As part of his rehabilitation, Pistorius did athletics training under coach Ampie Louw and discovered he had a unique talent for sprinting.
“I was disappointed when I suffered my rugby injury, but being at Pretoria Boys High shows that when one door closes another opens,” he says.
“It is a very disciplined school with lots of opportunity and it’s as much the students that attend there as the teachers that make it so special.”
In 2004, Pistorius ran his first competitive 100m for Pretoria Boys High in 11.72 seconds. The existing Paralympic record was 12.20s.
In June that same year, he trialed Ossur’s Flex-Foot Cheetahs running blades for the first time, and in November he won Paralympic gold in the T44 200m, setting a new world record time of 21.97 seconds.
His outstanding performance was the first of many at disability sports events with the man nicknamed ‘The Blade Runner’ also breaking the world record in the 100m and picking up three gold medals (100m, 200m and 400m) at the Paralympics in Beijing in 2008 – titles he is desperate to defend in London.

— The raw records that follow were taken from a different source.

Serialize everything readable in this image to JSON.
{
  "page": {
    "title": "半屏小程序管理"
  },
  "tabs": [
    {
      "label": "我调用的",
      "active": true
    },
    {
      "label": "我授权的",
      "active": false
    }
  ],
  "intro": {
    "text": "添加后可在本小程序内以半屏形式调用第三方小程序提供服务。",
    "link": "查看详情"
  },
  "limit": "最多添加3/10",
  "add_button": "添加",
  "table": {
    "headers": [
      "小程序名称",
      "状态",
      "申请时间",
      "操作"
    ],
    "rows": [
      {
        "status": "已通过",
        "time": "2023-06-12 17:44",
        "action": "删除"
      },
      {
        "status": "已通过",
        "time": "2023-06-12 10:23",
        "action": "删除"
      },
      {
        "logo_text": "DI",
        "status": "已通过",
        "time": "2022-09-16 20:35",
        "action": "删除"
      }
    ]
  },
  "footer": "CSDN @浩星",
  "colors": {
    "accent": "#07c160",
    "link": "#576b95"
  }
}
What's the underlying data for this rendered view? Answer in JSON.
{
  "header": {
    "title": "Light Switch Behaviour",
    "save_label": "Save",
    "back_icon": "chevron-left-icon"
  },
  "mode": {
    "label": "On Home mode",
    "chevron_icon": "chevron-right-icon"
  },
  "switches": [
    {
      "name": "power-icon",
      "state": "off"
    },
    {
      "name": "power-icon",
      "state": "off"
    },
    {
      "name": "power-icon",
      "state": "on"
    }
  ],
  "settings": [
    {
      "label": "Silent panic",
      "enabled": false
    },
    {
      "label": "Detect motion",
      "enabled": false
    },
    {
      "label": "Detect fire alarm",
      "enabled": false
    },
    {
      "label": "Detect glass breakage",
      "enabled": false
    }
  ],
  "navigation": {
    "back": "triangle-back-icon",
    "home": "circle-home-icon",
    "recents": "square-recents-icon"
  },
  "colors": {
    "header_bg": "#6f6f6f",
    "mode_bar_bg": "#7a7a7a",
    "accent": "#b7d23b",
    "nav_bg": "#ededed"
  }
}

However, it is Pistorius’ performance in the Olympics that will generate most column inches, especially given what he had to go through to compete against able-bodied athletes.
After managing to get an IAAF ruling that banned him from competing against able-bodied runners in 2008 overturned, Pistorius has battled hard to make the qualifying time for London.
Last year, he won silver at the World Championships in Daegu as part of South Africa’s 4x400m relay team and, even though in the lead-up to the Games he failed twice to run inside the 400m ‘A’ standard qualifying time, he was still included in the SA Olympic squad.
“I have a phenomenal team behind me who have helped get me here,” he says. “I, along with them, will now put everything we can into the final few weeks of preparations before the Games where I am aiming to race well, work well through the rounds, post good times and maybe even a personal best time on the biggest stage of them all.”
Pistorius has certainly given himself the best possible chance to do just that, thanks to a torturous fitness regime and a diet that prohibits him from tucking into his favourite meal.
“If I was going to have a naughty day, I would have a big steak, jacket potato and sour cream,” he says. “But, I’m a big believer of what you put in, you get out, so I will eat a lot of proteins, nuts and seeds. It can be tough but these sacrifices are what’s needed to be the best.”
On the odd occasion Pistorius, who enjoys movies, fishing and architecture in his spare time, does venture out, his adoring fans are not too overbearing.
“I’m very lucky that my supporters are all very respectful,” he says. “I don’t really get mobbed when I’m out and about.”
Once Pistorius becomes the first man with no legs to compete at the Olympic Games, in front of an audience of billions, that is sure to change.
A race for the ages: Pistorius v singleton
Oscar Pistorius’s big year doesn’t end when the Olympics do. He’ll still have the Paralympics to complete, including seeing off a challenge from rival Jerome Singleton (above) – a man who has described his rivalry with Pistorius as ‘Ali v Frazier’.
The American sprinter, 25, beat Pistorius at last year’s World Championships in New Zealand and will keep the pressure on in London.
“It is great to run against the likes of Jerome because that’s what you want in a race: good, challenging competitors, it’s what keeps you striving for perfection and gives you the hunger to win,” Pistorius says.
“There are also four or five other guys who will be challenging for the medals and the 100m will be an incredibly competitive race. It won’t be easy.”